AO3: A focus on “different readings of texts”
Three steps to an “informed personal
1. Encountering the play
a) A ‘return to Shakespeare’
b) First reactions to the text as a whole
c) ‘Beyond liking or understanding’ – an objective look at your shared reactions
2. Working through the text using the AOs as a framework for detailed
a) AO2 – looking at language, action and structure
b) AO3 – views of the action within the text, by critics, and in performance
c) AO4 – issues of the time; reflections of the age (then/now); how the play works for
an audience
3. Focusing on the exam/possible questions (exam practice)
a) AO1 – core issues (the play’s central concerns)
b) AO2 – dramatic structure, setting, characterisation and register
c) AO3/4 – historic criticism and reception; modern criticism; significant/effective
d) AO4 – sources
Key AOs for AMND:
• critical understanding in analysis of language, form
and structure
• responses informed by interpretations of others
‘Interpretations of others’
1. Critical essays and quotes
“Candidates [...] need to consider different interpretations of their set texts. Many
candidates were able to name a range of well-known critics and engage with their debates,
which worked very well...”
“Perhaps an active focus in teaching on discovering critics rather than being given a list of
critical quotes to learn would be beneficial.”
Sources for AO3:
• Critical anthologies and study guides available for loan
• Essay pack and ‘crib sheet’ of critical quotes
• Critical interpretations throughout close study of scenes (on PPTs and
‘Interpretations of others’
2. Plays in performance
“...a substantial amount of comment on the plays in performance. This gave an excellent
source of (AO3) dramatic interpretation and informed some very intelligent arguments.”
“...much relevant and useful comment on the recent production of the play at
Shakespeare’s Globe.”
“There has been continued improvement in the use of performance based materials in
essays on drama texts.
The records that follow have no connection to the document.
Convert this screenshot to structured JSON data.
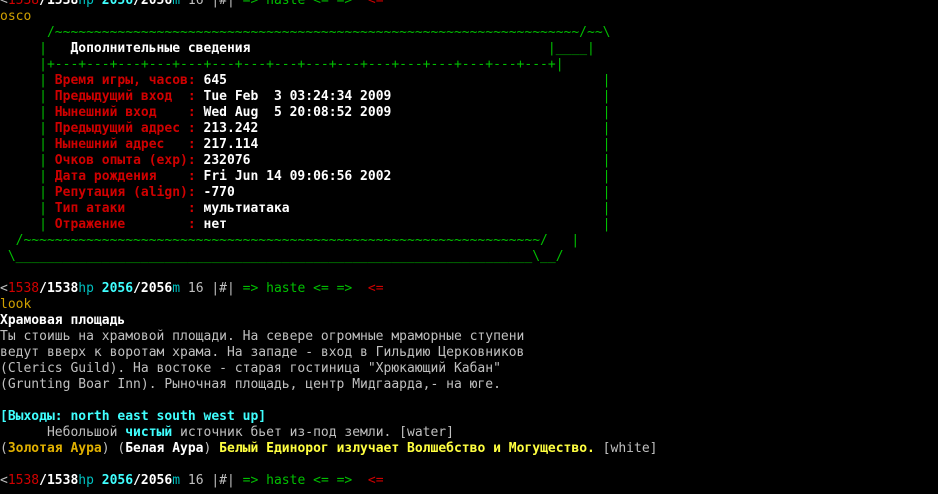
{
  "colors": {
    "background": "#000000",
    "gray": "#c0c0c0",
    "white": "#ffffff",
    "red": "#d00000",
    "bright_red": "#ff3030",
    "green": "#00c000",
    "bright_green": "#40ff40",
    "cyan": "#00c0c0",
    "bright_cyan": "#40ffff",
    "yellow": "#d0a000",
    "bright_yellow": "#ffff40",
    "gold": "#e0b000"
  },
  "lines": [
    {
      "segments": [
        {
          "t": "<",
          "c": "gray"
        },
        {
          "t": "1538",
          "c": "red"
        },
        {
          "t": "/1538",
          "c": "white",
          "b": true
        },
        {
          "t": "hp ",
          "c": "cyan"
        },
        {
          "t": "2056",
          "c": "bright_cyan",
          "b": true
        },
        {
          "t": "/2056",
          "c": "white",
          "b": true
        },
        {
          "t": "m ",
          "c": "cyan"
        },
        {
          "t": "16 ",
          "c": "gray"
        },
        {
          "t": "|#| ",
          "c": "gray"
        },
        {
          "t": "=> haste <= => ",
          "c": "green"
        },
        {
          "t": " <=",
          "c": "red"
        }
      ]
    },
    {
      "segments": [
        {
          "t": "osco",
          "c": "yellow"
        }
      ]
    },
    {
      "segments": [
        {
          "t": "      /~~~~~~~~~~~~~~~~~~~~~~~~~~~~~~~~~~~~~~~~~~~~~~~~~~~~~~~~~~~~~~~~~~~/~~\\",
          "c": "green"
        }
      ]
    },
    {
      "segments": [
        {
          "t": "     |",
          "c": "green"
        },
        {
          "t": "   Дополнительные сведения",
          "c": "white",
          "b": true
        },
        {
          "t": "                                      |____|",
          "c": "green"
        }
      ]
    },
    {
      "segments": [
        {
          "t": "     |+---+---+---+---+---+---+---+---+---+---+---+---+---+---+---+---+|",
          "c": "green"
        }
      ]
    },
    {
      "segments": [
        {
          "t": "     | ",
          "c": "green"
        },
        {
          "t": "Время игры, часов",
          "c": "red",
          "b": true
        },
        {
          "t": ": ",
          "c": "red",
          "b": true
        },
        {
          "t": "645",
          "c": "white",
          "b": true
        },
        {
          "t": "                                                |",
          "c": "green"
        }
      ]
    },
    {
      "segments": [
        {
          "t": "     | ",
          "c": "green"
        },
        {
          "t": "Предыдущий вход  ",
          "c": "red",
          "b": true
        },
        {
          "t": ": ",
          "c": "red",
          "b": true
        },
        {
          "t": "Tue Feb  3 03:24:34 2009",
          "c": "white",
          "b": true
        },
        {
          "t": "                           |",
          "c": "green"
        }
      ]
    },
    {
      "segments": [
        {
          "t": "     | ",
          "c": "green"
        },
        {
          "t": "Нынешний вход    ",
          "c": "red",
          "b": true
        },
        {
          "t": ": ",
          "c": "red",
          "b": true
        },
        {
          "t": "Wed Aug  5 20:08:52 2009",
          "c": "white",
          "b": true
        },
        {
          "t": "                           |",
          "c": "green"
        }
      ]
    },
    {
      "segments": [
        {
          "t": "     | ",
          "c": "green"
        },
        {
          "t": "Предыдущий адрес ",
          "c": "red",
          "b": true
        },
        {
          "t": ": ",
          "c": "red",
          "b": true
        },
        {
          "t": "213.242",
          "c": "white",
          "b": true
        },
        {
          "t": "                                            |",
          "c": "green"
        }
      ]
    },
    {
      "segments": [
        {
          "t": "     | ",
          "c": "green"
        },
        {
          "t": "Нынешний адрес   ",
          "c": "red",
          "b": true
        },
        {
          "t": ": ",
          "c": "red",
          "b": true
        },
        {
          "t": "217.114",
          "c": "white",
          "b": true
        },
        {
          "t": "                                            |",
          "c": "green"
        }
      ]
    },
    {
      "segments": [
        {
          "t": "     | ",
          "c": "green"
        },
        {
          "t": "Очков опыта (exp)",
          "c": "red",
          "b": true
        },
        {
          "t": ": ",
          "c": "red",
          "b": true
        },
        {
          "t": "232076",
          "c": "white",
          "b": true
        },
        {
          "t": "                                             |",
          "c": "green"
        }
      ]
    },
    {
      "segments": [
        {
          "t": "     | ",
          "c": "green"
        },
        {
          "t": "Дата рождения    ",
          "c": "red",
          "b": true
        },
        {
          "t": ": ",
          "c": "red",
          "b": true
        },
        {
          "t": "Fri Jun 14 09:06:56 2002",
          "c": "white",
          "b": true
        },
        {
          "t": "                           |",
          "c": "green"
        }
      ]
    },
    {
      "segments": [
        {
          "t": "     | ",
          "c": "green"
        },
        {
          "t": "Репутация (align)",
          "c": "red",
          "b": true
        },
        {
          "t": ": ",
          "c": "red",
          "b": true
        },
        {
          "t": "-770",
          "c": "white",
          "b": true
        },
        {
          "t": "                                               |",
          "c": "green"
        }
      ]
    },
    {
      "segments": [
        {
          "t": "     | ",
          "c": "green"
        },
        {
          "t": "Тип атаки        ",
          "c": "red",
          "b": true
        },
        {
          "t": ": ",
          "c": "red",
          "b": true
        },
        {
          "t": "мультиатака",
          "c": "white",
          "b": true
        },
        {
          "t": "                                        |",
          "c": "green"
        }
      ]
    },
    {
      "segments": [
        {
          "t": "     | ",
          "c": "green"
        },
        {
          "t": "Отражение        ",
          "c": "red",
          "b": true
        },
        {
          "t": ": ",
          "c": "red",
          "b": true
        },
        {
          "t": "нет",
          "c": "white",
          "b": true
        },
        {
          "t": "                                                |",
          "c": "green"
        }
      ]
    },
    {
      "segments": [
        {
          "t": "  /~~~~~~~~~~~~~~~~~~~~~~~~~~~~~~~~~~~~~~~~~~~~~~~~~~~~~~~~~~~~~~~~~~/   |",
          "c": "green"
        }
      ]
    },
    {
      "segments": [
        {
          "t": " \\__________________________________________________________________\\__/",
          "c": "green"
        }
      ]
    },
    {
      "segments": [
        {
          "t": "",
          "c": "gray"
        }
      ]
    },
    {
      "segments": [
        {
          "t": "<",
          "c": "gray"
        },
        {
          "t": "1538",
          "c": "red"
        },
        {
          "t": "/1538",
          "c": "white",
          "b": true
        },
        {
          "t": "hp ",
          "c": "cyan"
        },
        {
          "t": "2056",
          "c": "bright_cyan",
          "b": true
        },
        {
          "t": "/2056",
          "c": "white",
          "b": true
        },
        {
          "t": "m ",
          "c": "cyan"
        },
        {
          "t": "16 ",
          "c": "gray"
        },
        {
          "t": "|#| ",
          "c": "gray"
        },
        {
          "t": "=> haste <= => ",
          "c": "green"
        },
        {
          "t": " <=",
          "c": "red"
        }
      ]
    },
    {
      "segments": [
        {
          "t": "look",
          "c": "yellow"
        }
      ]
    },
    {
      "segments": [
        {
          "t": "Храмовая площадь",
          "c": "white",
          "b": true
        }
      ]
    },
    {
      "segments": [
        {
          "t": "Ты стоишь на храмовой площади. На севере огромные мраморные ступени",
          "c": "gray"
        }
      ]
    },
    {
      "segments": [
        {
          "t": "ведут вверх к воротам храма. На западе - вход в Гильдию Церковников",
          "c": "gray"
        }
      ]
    },
    {
      "segments": [
        {
          "t": "(Clerics Guild). На востоке - старая гостиница \"Хрюкающий Кабан\"",
          "c": "gray"
        }
      ]
    },
    {
      "segments": [
        {
          "t": "(Grunting Boar Inn). Рыночная площадь, центр Мидгаарда,- на юге.",
          "c": "gray"
        }
      ]
    },
    {
      "segments": [
        {
          "t": "",
          "c": "gray"
        }
      ]
    },
    {
      "segments": [
        {
          "t": "[Выходы: north east south west up]",
          "c": "bright_cyan",
          "b": true
        }
      ]
    },
    {
      "segments": [
        {
          "t": "      Небольшой ",
          "c": "gray"
        },
        {
          "t": "чистый",
          "c": "bright_cyan",
          "b": true
        },
        {
          "t": " источник бьет из-под земли. [water]",
          "c": "gray"
        }
      ]
    },
    {
      "segments": [
        {
          "t": "(",
          "c": "gray"
        },
        {
          "t": "Золотая Аура",
          "c": "gold",
          "b": true
        },
        {
          "t": ") (",
          "c": "gray"
        },
        {
          "t": "Белая Аура",
          "c": "white",
          "b": true
        },
        {
          "t": ") ",
          "c": "gray"
        },
        {
          "t": "Белый Единорог излучает Волшебство и Могущество.",
          "c": "bright_yellow",
          "b": true
        },
        {
          "t": " [white]",
          "c": "gray"
        }
      ]
    },
    {
      "segments": [
        {
          "t": "",
          "c": "gray"
        }
      ]
    },
    {
      "segments": [
        {
          "t": "<",
          "c": "gray"
        },
        {
          "t": "1538",
          "c": "red"
        },
        {
          "t": "/1538",
          "c": "white",
          "b": true
        },
        {
          "t": "hp ",
          "c": "cyan"
        },
        {
          "t": "2056",
          "c": "bright_cyan",
          "b": true
        },
        {
          "t": "/2056",
          "c": "white",
          "b": true
        },
        {
          "t": "m ",
          "c": "cyan"
        },
        {
          "t": "16 ",
          "c": "gray"
        },
        {
          "t": "|#| ",
          "c": "gray"
        },
        {
          "t": "=> haste <= => ",
          "c": "green"
        },
        {
          "t": " <=",
          "c": "red"
        }
      ]
    }
  ]
}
Strong focus on plays in the theatre has led not only to much
more efficient writing about how dramatic effects are generated and developed, and
how different ‘directorial’ decisions themselves constitute acts of criticism, but also to
plays being seen in the context of long and often complex theatrical histories.”
You are going to be given a production of A Midsummer Night’s Dream to present
to the rest of the class. Your presentation should take the form of a PowerPoint
(which can then be uploaded to the course website) and should contain the
following where possible:
Images of the main characters and scenes,
as well as staging and costume design
Video clips of key scenes
Key extracts from reviews, focusing on
interpretation, character, theme and the
success of the director’s interpretation
Any ‘behind the scenes’ information you
can find, particularly with reference to
directorial intent and interpretation
Any significant information regarding
casting, staging etc.
A summary of the production’s key
decision with regards to character, theme
and setting
Your opinion about the successes (or
otherwise) of the production
Peter Hall’s film version, starring Judi Dench,
Diana Rigg, Helen Mirren and Ian Holm (1968)
Adrian Noble’s
RSC production
(1994) and film
of this (1996)
(2 people)
The classic Max Reinhardt
and William Dieterle film
from 1935, starring James
Cagney and Mickey
Michael Hoffman’s 1999
adaptation, starring
Michelle Pfeiffer and Rupert
Peter Brook’s massively
influential RSC production,
starring Ben Kingsley and
Francis de la Tour (1970)
Gregory Doran’s RSC
production (2005)
Peter Hall’s
2011 version
for Rose
starring Judi
Dench. (Can
link with the
person looking
at their 1968
Nancy Meckler’s RSC
production (2011)
Tim Supple’s RSC
production (2006)
The Globe, 2013
Propeller, 2013-14
(currently touring)